In Cumbria and Northumberland several distinctive types of native settlements dating to the Roman period have been identified. The majority were small, non- defensive, enclosed homesteads or farms. In many areas they were of stone construction, although in the coastal lowlands timber-built variants were also common. In much of Northumberland, especially in the Cheviots, the enclosures were curvilinear in form. Further south a rectangular form was more common. Elsewhere, especially near the Scottish border, another type occurs where the settlement enclosure was `scooped' into the hillslope. Frequently the enclosures reveal a regularity and similarity of internal layout. The standard layout included one or more stone round-houses situated towards the rear of the enclosure, facing the single entranceway. In front of the houses were pathways and small enclosed yards. Homesteads normally had only one or two houses, but larger enclosures could contain as many as six. At some sites the settlement appears to have grown, often with houses spilling out of the main enclosure and clustered around it. At these sites up to 30 houses may be found. In the Cumbrian uplands the settlements were of less regimented form and unenclosed clusters of houses of broadly contemporary date are also known. These homesteads were being constructed and used by non-Roman natives throughout the period of the Roman occupation. Their origins lie in settlement forms developed before the arrival of the Romans. These homesteads are common throughout the uplands where they frequently survive as well-preserved earthworks. In lowland coastal areas they were also originally common, although there they can frequently only be located through aerial photography. All homestead sites which survive substantially intact will normally be identified as nationally important.

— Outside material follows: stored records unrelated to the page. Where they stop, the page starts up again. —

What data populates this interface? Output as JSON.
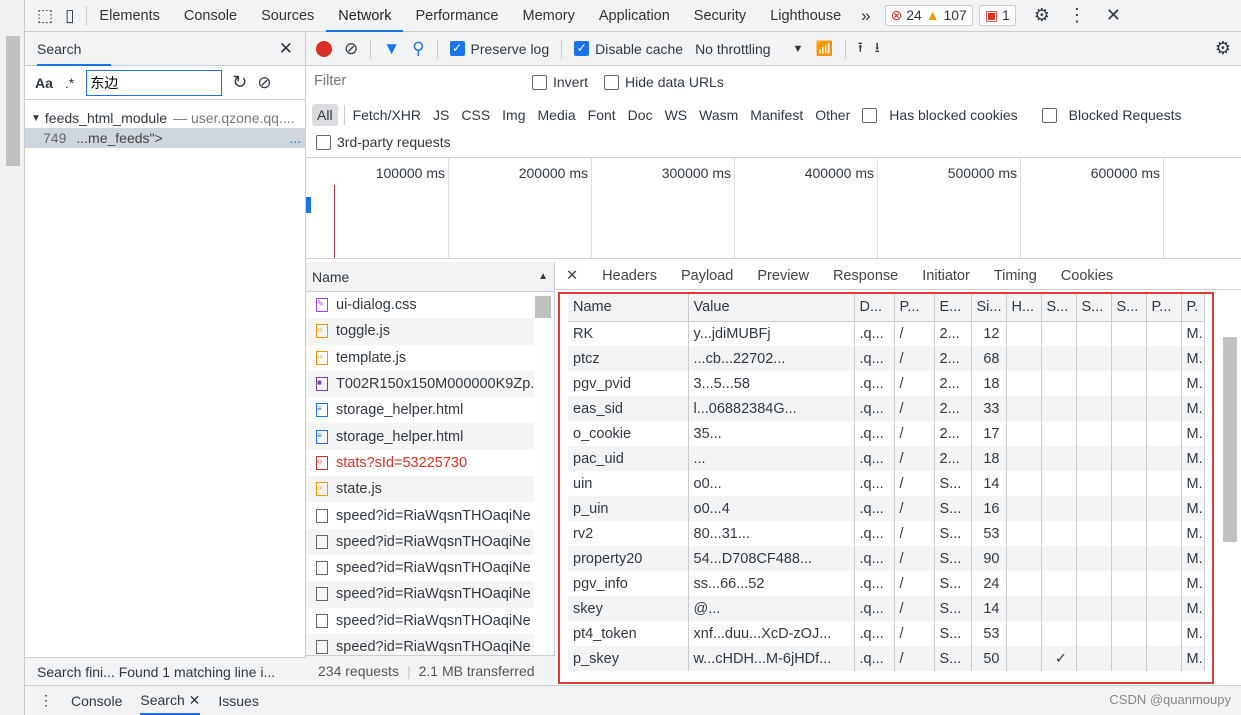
{
  "toolbar_tabs": [
    "Elements",
    "Console",
    "Sources",
    "Network",
    "Performance",
    "Memory",
    "Application",
    "Security",
    "Lighthouse"
  ],
  "active_tab": "Network",
  "more_tabs": "»",
  "errors": "24",
  "warnings": "107",
  "issues": "1",
  "search_panel": {
    "title": "Search",
    "case_label": "Aa",
    "regex_label": ".*",
    "query": "东边",
    "file": "feeds_html_module",
    "file_host": "— user.qzone.qq....",
    "match_line": "749",
    "match_text": "...me_feeds\">",
    "match_more": "...",
    "status": "Search fini...  Found 1 matching line i..."
  },
  "network": {
    "preserve_log": "Preserve log",
    "disable_cache": "Disable cache",
    "throttling": "No throttling",
    "filter_placeholder": "Filter",
    "invert": "Invert",
    "hide_data_urls": "Hide data URLs",
    "types": [
      "All",
      "Fetch/XHR",
      "JS",
      "CSS",
      "Img",
      "Media",
      "Font",
      "Doc",
      "WS",
      "Wasm",
      "Manifest",
      "Other"
    ],
    "has_blocked_cookies": "Has blocked cookies",
    "blocked_requests": "Blocked Requests",
    "third_party": "3rd-party requests",
    "timeline_ticks": [
      "100000 ms",
      "200000 ms",
      "300000 ms",
      "400000 ms",
      "500000 ms",
      "600000 ms"
    ],
    "name_header": "Name",
    "requests": [
      {
        "name": "ui-dialog.css",
        "type": "css"
      },
      {
        "name": "toggle.js",
        "type": "js"
      },
      {
        "name": "template.js",
        "type": "js"
      },
      {
        "name": "T002R150x150M000000K9Zp...",
        "type": "img"
      },
      {
        "name": "storage_helper.html",
        "type": "doc"
      },
      {
        "name": "storage_helper.html",
        "type": "doc"
      },
      {
        "name": "stats?sId=53225730",
        "type": "error"
      },
      {
        "name": "state.js",
        "type": "js"
      },
      {
        "name": "speed?id=RiaWqsnTHOaqiNe",
        "type": "other"
      },
      {
        "name": "speed?id=RiaWqsnTHOaqiNe",
        "type": "other"
      },
      {
        "name": "speed?id=RiaWqsnTHOaqiNe",
        "type": "other"
      },
      {
        "name": "speed?id=RiaWqsnTHOaqiNe",
        "type": "other"
      },
      {
        "name": "speed?id=RiaWqsnTHOaqiNe",
        "type": "other"
      },
      {
        "name": "speed?id=RiaWqsnTHOaqiNe",
        "type": "other"
      }
    ],
    "request_count": "234 requests",
    "transferred": "2.1 MB transferred"
  },
  "details": {
    "tabs": [
      "Headers",
      "Payload",
      "Preview",
      "Response",
      "Initiator",
      "Timing",
      "Cookies"
    ],
    "columns": [
      "Name",
      "Value",
      "D...",
      "P...",
      "E...",
      "Si...",
      "H...",
      "S...",
      "S...",
      "S...",
      "P...",
      "P."
    ],
    "cookies": [
      [
        "RK",
        "y...jdiMUBFj",
        ".q...",
        "/",
        "2...",
        "12",
        "",
        "",
        "",
        "",
        "",
        "M..."
      ],
      [
        "ptcz",
        "...cb...22702...",
        ".q...",
        "/",
        "2...",
        "68",
        "",
        "",
        "",
        "",
        "",
        "M..."
      ],
      [
        "pgv_pvid",
        "3...5...58",
        ".q...",
        "/",
        "2...",
        "18",
        "",
        "",
        "",
        "",
        "",
        "M..."
      ],
      [
        "eas_sid",
        "l...06882384G...",
        ".q...",
        "/",
        "2...",
        "33",
        "",
        "",
        "",
        "",
        "",
        "M..."
      ],
      [
        "o_cookie",
        "35...",
        ".q...",
        "/",
        "2...",
        "17",
        "",
        "",
        "",
        "",
        "",
        "M..."
      ],
      [
        "pac_uid",
        "...",
        ".q...",
        "/",
        "2...",
        "18",
        "",
        "",
        "",
        "",
        "",
        "M..."
      ],
      [
        "uin",
        "o0...",
        ".q...",
        "/",
        "S...",
        "14",
        "",
        "",
        "",
        "",
        "",
        "M..."
      ],
      [
        "p_uin",
        "o0...4",
        ".q...",
        "/",
        "S...",
        "16",
        "",
        "",
        "",
        "",
        "",
        "M..."
      ],
      [
        "rv2",
        "80...31...",
        ".q...",
        "/",
        "S...",
        "53",
        "",
        "",
        "",
        "",
        "",
        "M..."
      ],
      [
        "property20",
        "54...D708CF488...",
        ".q...",
        "/",
        "S...",
        "90",
        "",
        "",
        "",
        "",
        "",
        "M..."
      ],
      [
        "pgv_info",
        "ss...66...52",
        ".q...",
        "/",
        "S...",
        "24",
        "",
        "",
        "",
        "",
        "",
        "M..."
      ],
      [
        "skey",
        "@...",
        ".q...",
        "/",
        "S...",
        "14",
        "",
        "",
        "",
        "",
        "",
        "M..."
      ],
      [
        "pt4_token",
        "xnf...duu...XcD-zOJ...",
        ".q...",
        "/",
        "S...",
        "53",
        "",
        "",
        "",
        "",
        "",
        "M..."
      ],
      [
        "p_skey",
        "w...cHDH...M-6jHDf...",
        ".q...",
        "/",
        "S...",
        "50",
        "",
        "✓",
        "",
        "",
        "",
        "M..."
      ]
    ]
  },
  "drawer": {
    "tabs": [
      "Console",
      "Search",
      "Issues"
    ],
    "active": "Search"
  },
  "watermark": "CSDN @quanmoupy",
  "colors": {
    "accent": "#1a73e8",
    "record": "#d93025",
    "highlight_border": "#e53935"
  }
}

Blue Crags hillfort survives well, despite the loss of the northern rampart. Limited excavation has confirmed that settlement remains within the interior of the site are extensive and well preserved. The survival of visible internal sub-divisions makes this an unusual monument which will contribute significantly to study of prehistoric/Romano-British settlement patterns in this area.


Legacy Record - This information may be included in the List Entry Details.


The monument includes a defended settlement of Iron Age/Romano-British date situated on a rocky incline of whinstone. The main encircling rampart encloses a rectangular area measuring 192m north-west to south-east by 70m north-east to south-west. The rampart, which runs along the edge of the outcrop on the south, west and east sides, measures on average 5m across and stands to a height of over 1m; the northern rampart has been quarried away. A double wall, with an entrance through it, subsequently damaged by quarrying, divides the enclosure into two parts. The northern and largest part contains the well preserved foundations of at least 12 circular stone-walled huts measuring on average 6.5m in diameter with walls standing 0.5m high. When nine of the hut circles were examined in 1924 the finds uncovered included cupmarked stones, quernstones for the grinding of corn, whetstones and a piece of medieval pottery. The southern enclosure, which contains no visible traces of habitation, would have been used to contain stock. The settlement was given added defence by the addition of substantial ramparts at the foot of the crags on the east and west sides.

MAP EXTRACT The site of the monument is shown on the attached map extract.


The contents of this record have been generated from a legacy data system.

Legacy System number: 20932

Legacy System: RSM


Books and journals
Ball, T, 'Proc Soc Antiq Ncle 4 ser 2 1927' in Blue Crag Promontory Fort, Colwell, Northumberland, (1927), 23-24
No. 5443,

End of official listing